Data entries:

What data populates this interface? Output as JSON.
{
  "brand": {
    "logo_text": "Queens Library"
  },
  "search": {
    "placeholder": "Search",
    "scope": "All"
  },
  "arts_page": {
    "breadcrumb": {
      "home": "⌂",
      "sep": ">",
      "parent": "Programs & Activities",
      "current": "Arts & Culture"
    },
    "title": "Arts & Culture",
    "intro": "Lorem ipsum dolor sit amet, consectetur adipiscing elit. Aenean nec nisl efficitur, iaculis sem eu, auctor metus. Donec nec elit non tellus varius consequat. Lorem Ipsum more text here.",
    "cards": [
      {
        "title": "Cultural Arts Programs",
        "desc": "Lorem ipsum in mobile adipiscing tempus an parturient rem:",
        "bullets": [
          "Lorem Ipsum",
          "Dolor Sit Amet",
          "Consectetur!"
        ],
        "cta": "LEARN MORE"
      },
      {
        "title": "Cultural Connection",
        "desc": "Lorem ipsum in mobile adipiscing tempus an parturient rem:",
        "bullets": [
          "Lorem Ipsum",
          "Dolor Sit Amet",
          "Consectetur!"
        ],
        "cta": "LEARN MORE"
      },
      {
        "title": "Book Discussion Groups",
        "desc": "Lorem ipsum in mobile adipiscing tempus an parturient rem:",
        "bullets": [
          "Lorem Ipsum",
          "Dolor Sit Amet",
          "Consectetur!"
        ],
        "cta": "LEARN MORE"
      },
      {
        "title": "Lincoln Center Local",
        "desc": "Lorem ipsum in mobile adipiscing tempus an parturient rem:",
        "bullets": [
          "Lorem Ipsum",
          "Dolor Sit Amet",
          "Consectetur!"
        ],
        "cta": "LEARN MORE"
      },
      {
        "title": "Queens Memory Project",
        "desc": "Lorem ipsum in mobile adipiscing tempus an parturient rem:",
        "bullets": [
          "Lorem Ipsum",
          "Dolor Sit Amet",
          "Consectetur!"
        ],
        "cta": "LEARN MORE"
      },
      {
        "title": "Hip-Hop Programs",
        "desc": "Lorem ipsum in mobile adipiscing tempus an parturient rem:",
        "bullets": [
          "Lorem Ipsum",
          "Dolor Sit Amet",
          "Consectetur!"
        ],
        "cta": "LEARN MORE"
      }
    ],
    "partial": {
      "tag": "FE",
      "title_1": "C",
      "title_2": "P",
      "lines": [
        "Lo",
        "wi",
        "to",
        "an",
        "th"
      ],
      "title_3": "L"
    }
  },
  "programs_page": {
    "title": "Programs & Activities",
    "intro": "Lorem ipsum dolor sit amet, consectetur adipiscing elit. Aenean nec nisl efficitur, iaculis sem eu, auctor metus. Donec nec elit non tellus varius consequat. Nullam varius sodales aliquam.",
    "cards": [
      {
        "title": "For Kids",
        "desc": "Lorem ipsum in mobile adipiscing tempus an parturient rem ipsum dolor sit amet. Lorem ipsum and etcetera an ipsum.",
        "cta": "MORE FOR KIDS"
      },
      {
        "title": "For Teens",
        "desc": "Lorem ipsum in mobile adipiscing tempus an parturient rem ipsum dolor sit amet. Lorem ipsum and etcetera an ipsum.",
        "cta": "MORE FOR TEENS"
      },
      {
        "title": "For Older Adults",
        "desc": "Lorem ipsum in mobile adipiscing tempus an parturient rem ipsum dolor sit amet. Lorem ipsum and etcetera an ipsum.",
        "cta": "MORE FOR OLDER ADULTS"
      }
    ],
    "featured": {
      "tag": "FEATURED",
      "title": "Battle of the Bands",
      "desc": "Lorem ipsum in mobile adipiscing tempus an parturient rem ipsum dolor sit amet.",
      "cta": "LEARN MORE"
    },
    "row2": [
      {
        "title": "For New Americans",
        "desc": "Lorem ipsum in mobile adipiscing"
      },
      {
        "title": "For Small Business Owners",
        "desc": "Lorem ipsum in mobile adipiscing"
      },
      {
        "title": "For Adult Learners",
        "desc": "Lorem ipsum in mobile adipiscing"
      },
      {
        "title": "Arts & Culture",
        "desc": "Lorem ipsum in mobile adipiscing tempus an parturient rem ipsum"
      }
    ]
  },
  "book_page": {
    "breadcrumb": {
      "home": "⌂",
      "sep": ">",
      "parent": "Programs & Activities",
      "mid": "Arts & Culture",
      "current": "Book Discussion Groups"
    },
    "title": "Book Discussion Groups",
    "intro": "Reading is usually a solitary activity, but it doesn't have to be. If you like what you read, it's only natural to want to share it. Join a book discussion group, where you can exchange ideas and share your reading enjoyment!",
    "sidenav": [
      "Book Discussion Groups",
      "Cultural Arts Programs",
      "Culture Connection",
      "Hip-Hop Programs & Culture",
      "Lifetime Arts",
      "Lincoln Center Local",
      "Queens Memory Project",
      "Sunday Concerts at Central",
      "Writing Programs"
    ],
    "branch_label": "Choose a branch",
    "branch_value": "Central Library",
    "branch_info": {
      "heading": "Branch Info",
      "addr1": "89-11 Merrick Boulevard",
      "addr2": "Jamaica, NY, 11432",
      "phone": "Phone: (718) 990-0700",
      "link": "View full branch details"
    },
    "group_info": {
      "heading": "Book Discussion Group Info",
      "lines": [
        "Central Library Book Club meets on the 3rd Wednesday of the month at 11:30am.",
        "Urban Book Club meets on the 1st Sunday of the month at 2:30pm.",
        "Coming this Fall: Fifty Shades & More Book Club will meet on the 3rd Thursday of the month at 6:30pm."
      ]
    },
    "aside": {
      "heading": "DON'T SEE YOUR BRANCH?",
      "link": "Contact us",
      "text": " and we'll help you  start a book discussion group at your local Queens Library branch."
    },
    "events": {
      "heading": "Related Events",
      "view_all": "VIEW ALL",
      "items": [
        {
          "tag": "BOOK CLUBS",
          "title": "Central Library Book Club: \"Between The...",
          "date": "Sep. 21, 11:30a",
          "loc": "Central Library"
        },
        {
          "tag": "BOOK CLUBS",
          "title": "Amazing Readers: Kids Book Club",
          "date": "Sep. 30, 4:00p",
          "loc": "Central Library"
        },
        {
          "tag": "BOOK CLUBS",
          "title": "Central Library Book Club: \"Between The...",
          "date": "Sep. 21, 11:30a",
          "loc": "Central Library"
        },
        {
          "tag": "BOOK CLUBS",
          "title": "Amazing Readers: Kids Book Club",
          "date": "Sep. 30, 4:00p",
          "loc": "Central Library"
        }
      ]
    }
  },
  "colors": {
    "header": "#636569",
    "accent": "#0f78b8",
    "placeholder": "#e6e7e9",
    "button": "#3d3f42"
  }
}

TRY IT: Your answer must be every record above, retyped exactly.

ANSWER TO THIS TASK:
What data populates this interface? Output as JSON.
{
  "brand": {
    "logo_text": "Queens Library"
  },
  "search": {
    "placeholder": "Search",
    "scope": "All"
  },
  "arts_page": {
    "breadcrumb": {
      "home": "⌂",
      "sep": ">",
      "parent": "Programs & Activities",
      "current": "Arts & Culture"
    },
    "title": "Arts & Culture",
    "intro": "Lorem ipsum dolor sit amet, consectetur adipiscing elit. Aenean nec nisl efficitur, iaculis sem eu, auctor metus. Donec nec elit non tellus varius consequat. Lorem Ipsum more text here.",
    "cards": [
      {
        "title": "Cultural Arts Programs",
        "desc": "Lorem ipsum in mobile adipiscing tempus an parturient rem:",
        "bullets": [
          "Lorem Ipsum",
          "Dolor Sit Amet",
          "Consectetur!"
        ],
        "cta": "LEARN MORE"
      },
      {
        "title": "Cultural Connection",
        "desc": "Lorem ipsum in mobile adipiscing tempus an parturient rem:",
        "bullets": [
          "Lorem Ipsum",
          "Dolor Sit Amet",
          "Consectetur!"
        ],
        "cta": "LEARN MORE"
      },
      {
        "title": "Book Discussion Groups",
        "desc": "Lorem ipsum in mobile adipiscing tempus an parturient rem:",
        "bullets": [
          "Lorem Ipsum",
          "Dolor Sit Amet",
          "Consectetur!"
        ],
        "cta": "LEARN MORE"
      },
      {
        "title": "Lincoln Center Local",
        "desc": "Lorem ipsum in mobile adipiscing tempus an parturient rem:",
        "bullets": [
          "Lorem Ipsum",
          "Dolor Sit Amet",
          "Consectetur!"
        ],
        "cta": "LEARN MORE"
      },
      {
        "title": "Queens Memory Project",
        "desc": "Lorem ipsum in mobile adipiscing tempus an parturient rem:",
        "bullets": [
          "Lorem Ipsum",
          "Dolor Sit Amet",
          "Consectetur!"
        ],
        "cta": "LEARN MORE"
      },
      {
        "title": "Hip-Hop Programs",
        "desc": "Lorem ipsum in mobile adipiscing tempus an parturient rem:",
        "bullets": [
          "Lorem Ipsum",
          "Dolor Sit Amet",
          "Consectetur!"
        ],
        "cta": "LEARN MORE"
      }
    ],
    "partial": {
      "tag": "FE",
      "title_1": "C",
      "title_2": "P",
      "lines": [
        "Lo",
        "wi",
        "to",
        "an",
        "th"
      ],
      "title_3": "L"
    }
  },
  "programs_page": {
    "title": "Programs & Activities",
    "intro": "Lorem ipsum dolor sit amet, consectetur adipiscing elit. Aenean nec nisl efficitur, iaculis sem eu, auctor metus. Donec nec elit non tellus varius consequat. Nullam varius sodales aliquam.",
    "cards": [
      {
        "title": "For Kids",
        "desc": "Lorem ipsum in mobile adipiscing tempus an parturient rem ipsum dolor sit amet. Lorem ipsum and etcetera an ipsum.",
        "cta": "MORE FOR KIDS"
      },
      {
        "title": "For Teens",
        "desc": "Lorem ipsum in mobile adipiscing tempus an parturient rem ipsum dolor sit amet. Lorem ipsum and etcetera an ipsum.",
        "cta": "MORE FOR TEENS"
      },
      {
        "title": "For Older Adults",
        "desc": "Lorem ipsum in mobile adipiscing tempus an parturient rem ipsum dolor sit amet. Lorem ipsum and etcetera an ipsum.",
        "cta": "MORE FOR OLDER ADULTS"
      }
    ],
    "featured": {
      "tag": "FEATURED",
      "title": "Battle of the Bands",
      "desc": "Lorem ipsum in mobile adipiscing tempus an parturient rem ipsum dolor sit amet.",
      "cta": "LEARN MORE"
    },
    "row2": [
      {
        "title": "For New Americans",
        "desc": "Lorem ipsum in mobile adipiscing"
      },
      {
        "title": "For Small Business Owners",
        "desc": "Lorem ipsum in mobile adipiscing"
      },
      {
        "title": "For Adult Learners",
        "desc": "Lorem ipsum in mobile adipiscing"
      },
      {
        "title": "Arts & Culture",
        "desc": "Lorem ipsum in mobile adipiscing tempus an parturient rem ipsum"
      }
    ]
  },
  "book_page": {
    "breadcrumb": {
      "home": "⌂",
      "sep": ">",
      "parent": "Programs & Activities",
      "mid": "Arts & Culture",
      "current": "Book Discussion Groups"
    },
    "title": "Book Discussion Groups",
    "intro": "Reading is usually a solitary activity, but it doesn't have to be. If you like what you read, it's only natural to want to share it. Join a book discussion group, where you can exchange ideas and share your reading enjoyment!",
    "sidenav": [
      "Book Discussion Groups",
      "Cultural Arts Programs",
      "Culture Connection",
      "Hip-Hop Programs & Culture",
      "Lifetime Arts",
      "Lincoln Center Local",
      "Queens Memory Project",
      "Sunday Concerts at Central",
      "Writing Programs"
    ],
    "branch_label": "Choose a branch",
    "branch_value": "Central Library",
    "branch_info": {
      "heading": "Branch Info",
      "addr1": "89-11 Merrick Boulevard",
      "addr2": "Jamaica, NY, 11432",
      "phone": "Phone: (718) 990-0700",
      "link": "View full branch details"
    },
    "group_info": {
      "heading": "Book Discussion Group Info",
      "lines": [
        "Central Library Book Club meets on the 3rd Wednesday of the month at 11:30am.",
        "Urban Book Club meets on the 1st Sunday of the month at 2:30pm.",
        "Coming this Fall: Fifty Shades & More Book Club will meet on the 3rd Thursday of the month at 6:30pm."
      ]
    },
    "aside": {
      "heading": "DON'T SEE YOUR BRANCH?",
      "link": "Contact us",
      "text": " and we'll help you  start a book discussion group at your local Queens Library branch."
    },
    "events": {
      "heading": "Related Events",
      "view_all": "VIEW ALL",
      "items": [
        {
          "tag": "BOOK CLUBS",
          "title": "Central Library Book Club: \"Between The...",
          "date": "Sep. 21, 11:30a",
          "loc": "Central Library"
        },
        {
          "tag": "BOOK CLUBS",
          "title": "Amazing Readers: Kids Book Club",
          "date": "Sep. 30, 4:00p",
          "loc": "Central Library"
        },
        {
          "tag": "BOOK CLUBS",
          "title": "Central Library Book Club: \"Between The...",
          "date": "Sep. 21, 11:30a",
          "loc": "Central Library"
        },
        {
          "tag": "BOOK CLUBS",
          "title": "Amazing Readers: Kids Book Club",
          "date": "Sep. 30, 4:00p",
          "loc": "Central Library"
        }
      ]
    }
  },
  "colors": {
    "header": "#636569",
    "accent": "#0f78b8",
    "placeholder": "#e6e7e9",
    "button": "#3d3f42"
  }
}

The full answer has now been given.